None of these fit calculators can acutally produce very accurate frame dimensions, due to the inherent inaccuracy in taking body measurments. Most also have no way to determine an appropriate seat tube angle, because it is very difficult to measure the length of the femur.

You are better off riding a real bike that is close to the proper size and fine-tuning the fit over several hundred miles of experimentation.
pretty much what I had figuredcollinsc
Nov 29, 2003 8:07 PM
The variables involved in figuring out this value are pretty incredible. I must think though, that there should be some decent way of deciding where you should park you ass. KOPS doesnt cut it.

I am essentially wondering if there is a better way to decide if I should knock my saddle back that last half inch (on my straight shaft Thomson) or if I should experiment with some old Ritchey with setback.

I am expecting something similar to the "fine-tuning the fit over several hundred miles of experimentation" answer, which is fine, but a better starting point would be handy.
alternate opinionhudsonite
Nov 30, 2003 5:58 AM
I have been riding race bikes for a long time (30+years). Over time you make adjustments to 'dial in' the fit. So now my bikes feel right for me and I know what I like.

For grins I did the competitive cyclist fit calculator for myself and a buddy (also 30+ years on racing bikes). It turns out that the measurements that were spit out were almost bang on to our dialed in bikes. Particularly the saddle to bar and saddle to BB.

When I started the process I thought that they would be way off. When I finsished the process I had more respect for their fit calculator.

Now it is obvious that what it spits out is disjointed to bike/saddle geometries, but it has value if you know how to interpret bike measurements.

The CC fit calculator is a tool. As in all tools it has a place. But it does not remove the need for other fitting tools, including expereince and a 'brain'.
nothing wrong with KOP...C-40
Nov 30, 2003 7:54 AM
Setting the knee directly over the pedal spindle is a fine starting point, although taking this measurment requires help from an assistant to be very accurate. I've tried to eyeball it by myself and found the results to be pretty poor.

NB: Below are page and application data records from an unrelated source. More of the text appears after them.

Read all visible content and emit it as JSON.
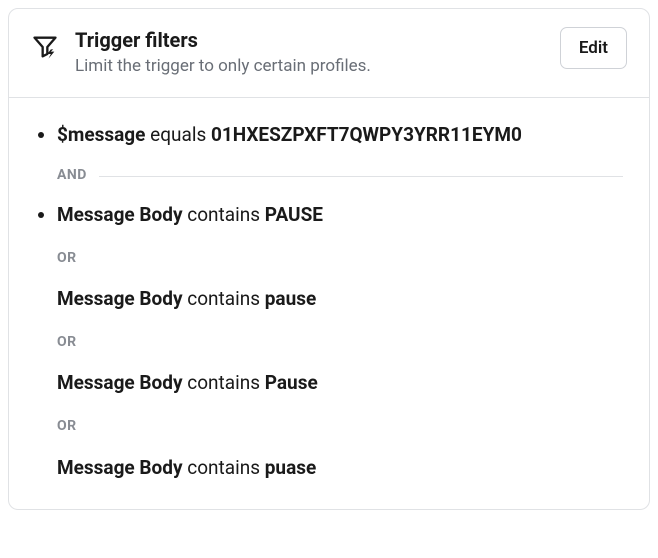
{
  "header": {
    "title": "Trigger filters",
    "subtitle": "Limit the trigger to only certain profiles.",
    "edit_label": "Edit"
  },
  "connectors": {
    "and": "AND",
    "or": "OR"
  },
  "filters": {
    "group1": {
      "field": "$message",
      "operator": "equals",
      "value": "01HXESZPXFT7QWPY3YRR11EYM0"
    },
    "group2": {
      "c0": {
        "field": "Message Body",
        "operator": "contains",
        "value": "PAUSE"
      },
      "c1": {
        "field": "Message Body",
        "operator": "contains",
        "value": "pause"
      },
      "c2": {
        "field": "Message Body",
        "operator": "contains",
        "value": "Pause"
      },
      "c3": {
        "field": "Message Body",
        "operator": "contains",
        "value": "puase"
      }
    }
  }
}
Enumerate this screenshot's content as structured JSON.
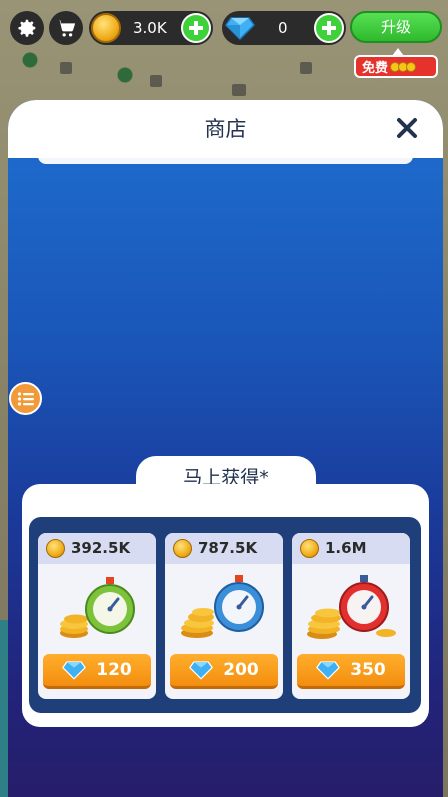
{
  "hud": {
    "settings_icon": "gear-icon",
    "cart_icon": "cart-icon",
    "coins": "3.0K",
    "gems": "0",
    "upgrade_label": "升级",
    "free_label": "免费"
  },
  "shop": {
    "title": "商店",
    "close_icon": "close-icon",
    "menu_icon": "list-icon",
    "section_title": "马上获得*",
    "items": [
      {
        "coin_amount": "392.5K",
        "gem_price": "120",
        "art": "green-stopwatch-coins"
      },
      {
        "coin_amount": "787.5K",
        "gem_price": "200",
        "art": "blue-stopwatch-coins"
      },
      {
        "coin_amount": "1.6M",
        "gem_price": "350",
        "art": "red-stopwatch-coins"
      }
    ]
  },
  "colors": {
    "accent_green": "#3ed13a",
    "accent_orange": "#f38d10",
    "panel_blue": "#1e6fd0",
    "panel_purple": "#261e6a",
    "badge_red": "#e5322c"
  }
}
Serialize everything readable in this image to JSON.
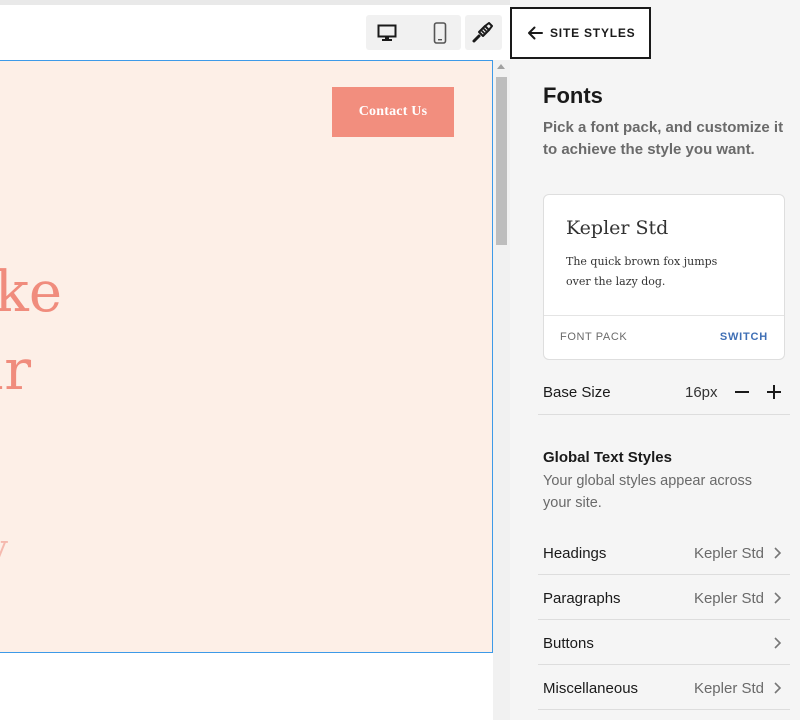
{
  "canvas": {
    "contact_button": "Contact Us",
    "hero_line_1": "ke",
    "hero_line_2": "ur",
    "hero_tail": "y"
  },
  "panel": {
    "back_label": "SITE STYLES",
    "title": "Fonts",
    "description": "Pick a font pack, and customize it to achieve the style you want.",
    "font_pack": {
      "name": "Kepler Std",
      "sample": "The quick brown fox jumps over the lazy dog.",
      "label": "FONT PACK",
      "switch_label": "SWITCH"
    },
    "base_size": {
      "label": "Base Size",
      "value": "16px"
    },
    "global_text_styles": {
      "title": "Global Text Styles",
      "description": "Your global styles appear across your site.",
      "rows": [
        {
          "label": "Headings",
          "value": "Kepler Std"
        },
        {
          "label": "Paragraphs",
          "value": "Kepler Std"
        },
        {
          "label": "Buttons",
          "value": ""
        },
        {
          "label": "Miscellaneous",
          "value": "Kepler Std"
        }
      ]
    }
  },
  "colors": {
    "canvas_bg": "#fdefe7",
    "accent": "#f28e7e",
    "selection_border": "#3d9ae8",
    "switch_link": "#3f6fb5"
  },
  "icons": {
    "desktop": "desktop-icon",
    "mobile": "mobile-icon",
    "design": "paintbrush-icon",
    "back": "arrow-left-icon",
    "minus": "minus-icon",
    "plus": "plus-icon",
    "chevron": "chevron-right-icon"
  }
}
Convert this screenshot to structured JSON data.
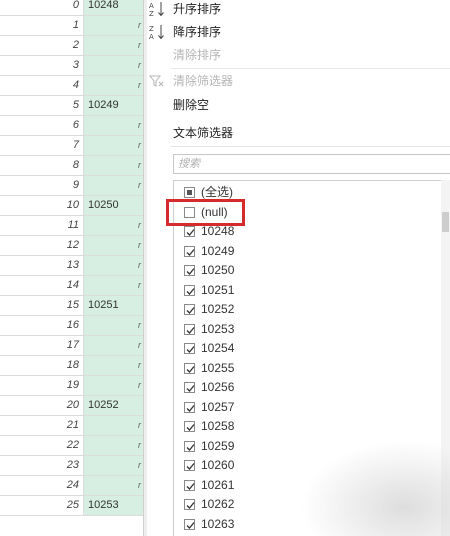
{
  "grid": {
    "rows": [
      {
        "index": "0",
        "value": "10248",
        "mark": ""
      },
      {
        "index": "1",
        "value": "",
        "mark": "r"
      },
      {
        "index": "2",
        "value": "",
        "mark": "r"
      },
      {
        "index": "3",
        "value": "",
        "mark": "r"
      },
      {
        "index": "4",
        "value": "",
        "mark": "r"
      },
      {
        "index": "5",
        "value": "10249",
        "mark": ""
      },
      {
        "index": "6",
        "value": "",
        "mark": "r"
      },
      {
        "index": "7",
        "value": "",
        "mark": "r"
      },
      {
        "index": "8",
        "value": "",
        "mark": "r"
      },
      {
        "index": "9",
        "value": "",
        "mark": "r"
      },
      {
        "index": "10",
        "value": "10250",
        "mark": ""
      },
      {
        "index": "11",
        "value": "",
        "mark": "r"
      },
      {
        "index": "12",
        "value": "",
        "mark": "r"
      },
      {
        "index": "13",
        "value": "",
        "mark": "r"
      },
      {
        "index": "14",
        "value": "",
        "mark": "r"
      },
      {
        "index": "15",
        "value": "10251",
        "mark": ""
      },
      {
        "index": "16",
        "value": "",
        "mark": "r"
      },
      {
        "index": "17",
        "value": "",
        "mark": "r"
      },
      {
        "index": "18",
        "value": "",
        "mark": "r"
      },
      {
        "index": "19",
        "value": "",
        "mark": "r"
      },
      {
        "index": "20",
        "value": "10252",
        "mark": ""
      },
      {
        "index": "21",
        "value": "",
        "mark": "r"
      },
      {
        "index": "22",
        "value": "",
        "mark": "r"
      },
      {
        "index": "23",
        "value": "",
        "mark": "r"
      },
      {
        "index": "24",
        "value": "",
        "mark": "r"
      },
      {
        "index": "25",
        "value": "10253",
        "mark": ""
      }
    ]
  },
  "menu": {
    "sort_asc": "升序排序",
    "sort_desc": "降序排序",
    "clear_sort": "清除排序",
    "clear_filter": "清除筛选器",
    "remove_empty": "删除空",
    "text_filters": "文本筛选器",
    "search_placeholder": "搜索",
    "options": [
      {
        "label": "(全选)",
        "state": "partial"
      },
      {
        "label": "(null)",
        "state": "unchecked"
      },
      {
        "label": "10248",
        "state": "checked"
      },
      {
        "label": "10249",
        "state": "checked"
      },
      {
        "label": "10250",
        "state": "checked"
      },
      {
        "label": "10251",
        "state": "checked"
      },
      {
        "label": "10252",
        "state": "checked"
      },
      {
        "label": "10253",
        "state": "checked"
      },
      {
        "label": "10254",
        "state": "checked"
      },
      {
        "label": "10255",
        "state": "checked"
      },
      {
        "label": "10256",
        "state": "checked"
      },
      {
        "label": "10257",
        "state": "checked"
      },
      {
        "label": "10258",
        "state": "checked"
      },
      {
        "label": "10259",
        "state": "checked"
      },
      {
        "label": "10260",
        "state": "checked"
      },
      {
        "label": "10261",
        "state": "checked"
      },
      {
        "label": "10262",
        "state": "checked"
      },
      {
        "label": "10263",
        "state": "checked"
      }
    ]
  },
  "colors": {
    "column_fill": "#d6efe2",
    "highlight_border": "#d62b2b"
  }
}
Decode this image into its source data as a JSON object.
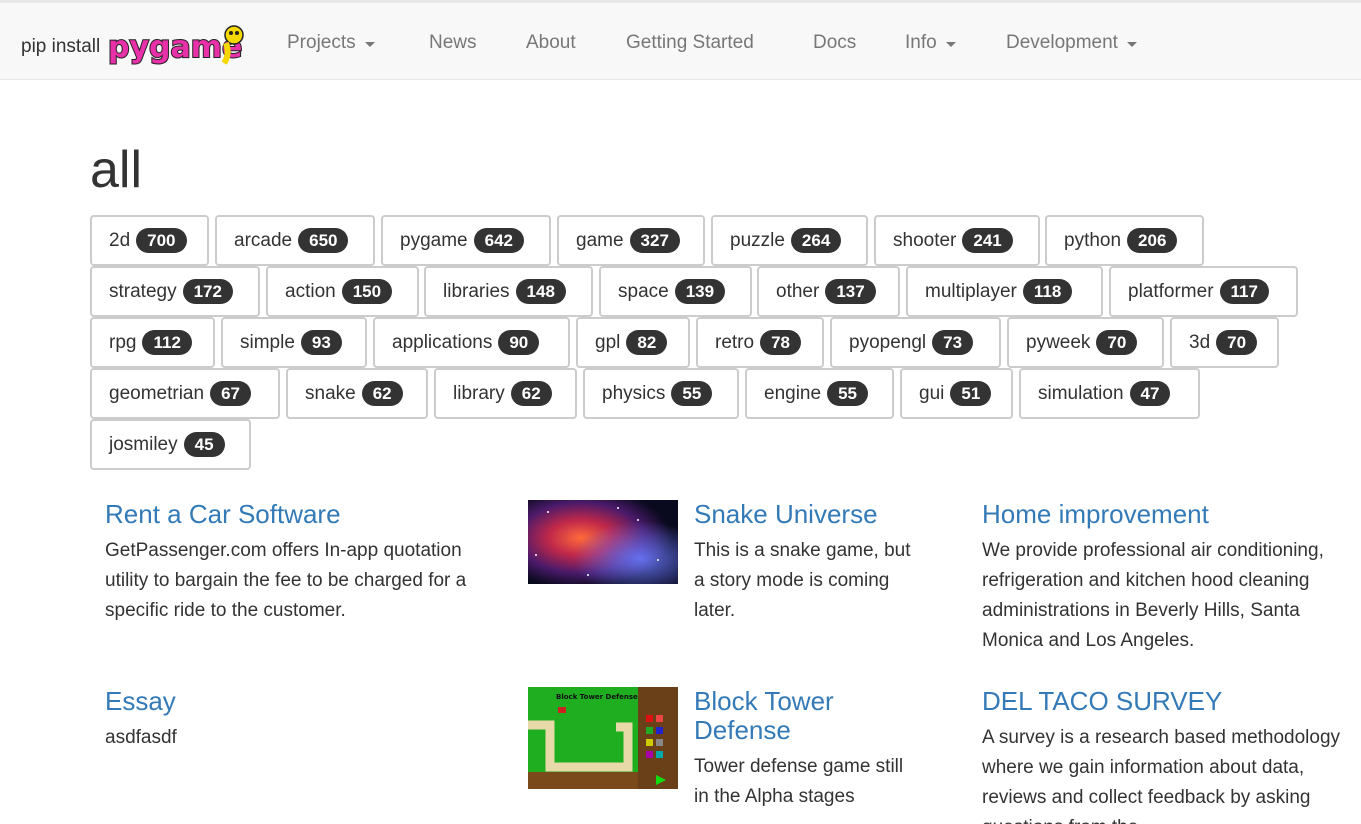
{
  "nav": {
    "brand_text": "pip install",
    "logo_text": "pygame",
    "items": [
      {
        "label": "Projects",
        "dropdown": true
      },
      {
        "label": "News",
        "dropdown": false
      },
      {
        "label": "About",
        "dropdown": false
      },
      {
        "label": "Getting Started",
        "dropdown": false
      },
      {
        "label": "Docs",
        "dropdown": false
      },
      {
        "label": "Info",
        "dropdown": true
      },
      {
        "label": "Development",
        "dropdown": true
      }
    ]
  },
  "page": {
    "title": "all"
  },
  "tags": [
    {
      "name": "2d",
      "count": "700"
    },
    {
      "name": "arcade",
      "count": "650"
    },
    {
      "name": "pygame",
      "count": "642"
    },
    {
      "name": "game",
      "count": "327"
    },
    {
      "name": "puzzle",
      "count": "264"
    },
    {
      "name": "shooter",
      "count": "241"
    },
    {
      "name": "python",
      "count": "206"
    },
    {
      "name": "strategy",
      "count": "172"
    },
    {
      "name": "action",
      "count": "150"
    },
    {
      "name": "libraries",
      "count": "148"
    },
    {
      "name": "space",
      "count": "139"
    },
    {
      "name": "other",
      "count": "137"
    },
    {
      "name": "multiplayer",
      "count": "118"
    },
    {
      "name": "platformer",
      "count": "117"
    },
    {
      "name": "rpg",
      "count": "112"
    },
    {
      "name": "simple",
      "count": "93"
    },
    {
      "name": "applications",
      "count": "90"
    },
    {
      "name": "gpl",
      "count": "82"
    },
    {
      "name": "retro",
      "count": "78"
    },
    {
      "name": "pyopengl",
      "count": "73"
    },
    {
      "name": "pyweek",
      "count": "70"
    },
    {
      "name": "3d",
      "count": "70"
    },
    {
      "name": "geometrian",
      "count": "67"
    },
    {
      "name": "snake",
      "count": "62"
    },
    {
      "name": "library",
      "count": "62"
    },
    {
      "name": "physics",
      "count": "55"
    },
    {
      "name": "engine",
      "count": "55"
    },
    {
      "name": "gui",
      "count": "51"
    },
    {
      "name": "simulation",
      "count": "47"
    },
    {
      "name": "josmiley",
      "count": "45"
    }
  ],
  "projects": [
    {
      "title": "Rent a Car Software",
      "description": "GetPassenger.com offers In-app quotation utility to bargain the fee to be charged for a specific ride to the customer."
    },
    {
      "title": "Snake Universe",
      "description": "This is a snake game, but a story mode is coming later.",
      "thumbnail": "nebula-space-image"
    },
    {
      "title": "Home improvement",
      "description": "We provide professional air conditioning, refrigeration and kitchen hood cleaning administrations in Beverly Hills, Santa Monica and Los Angeles."
    },
    {
      "title": "Essay",
      "description": "asdfasdf"
    },
    {
      "title": "Block Tower Defense",
      "description": "Tower defense game still in the Alpha stages",
      "thumbnail": "tower-defense-screenshot",
      "thumbnail_caption": "Block Tower Defense"
    },
    {
      "title": "DEL TACO SURVEY",
      "description": "A survey is a research based methodology where we gain information about data, reviews and collect feedback by asking questions from the"
    }
  ],
  "colors": {
    "link": "#337ab7",
    "badge": "#333333",
    "nav_text": "#777777",
    "nav_bg": "#f8f8f8"
  }
}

What I've found from many years of experimentation is that there is at least a 1-2cm range of saddle fore-aft position that will produce good results. I've placed my knee anywhere from a bit forward to 2cm behind the pedal spindle without creating any problems. The further back the saddle is moved, the greater the torque that can be applied to the pedals. I'm trying a further-back position now that I'm doing a lot of mountain climbing in Colorado. The further back position definitely favors a higher torque and lower cadence style. I still climb with a preferred cadence of 85-90, but I can drop as low as 70 if I'm riding a double and run out of gear.

Saddle height is also critical. Placing the saddle too high was my biggest mistake. A too-high saddle can significntly reduce cadence and power, since power = cadence x torque. If you move the saddle back, be sure to drop the saddle height .3cm for each 1cm of saddle setback.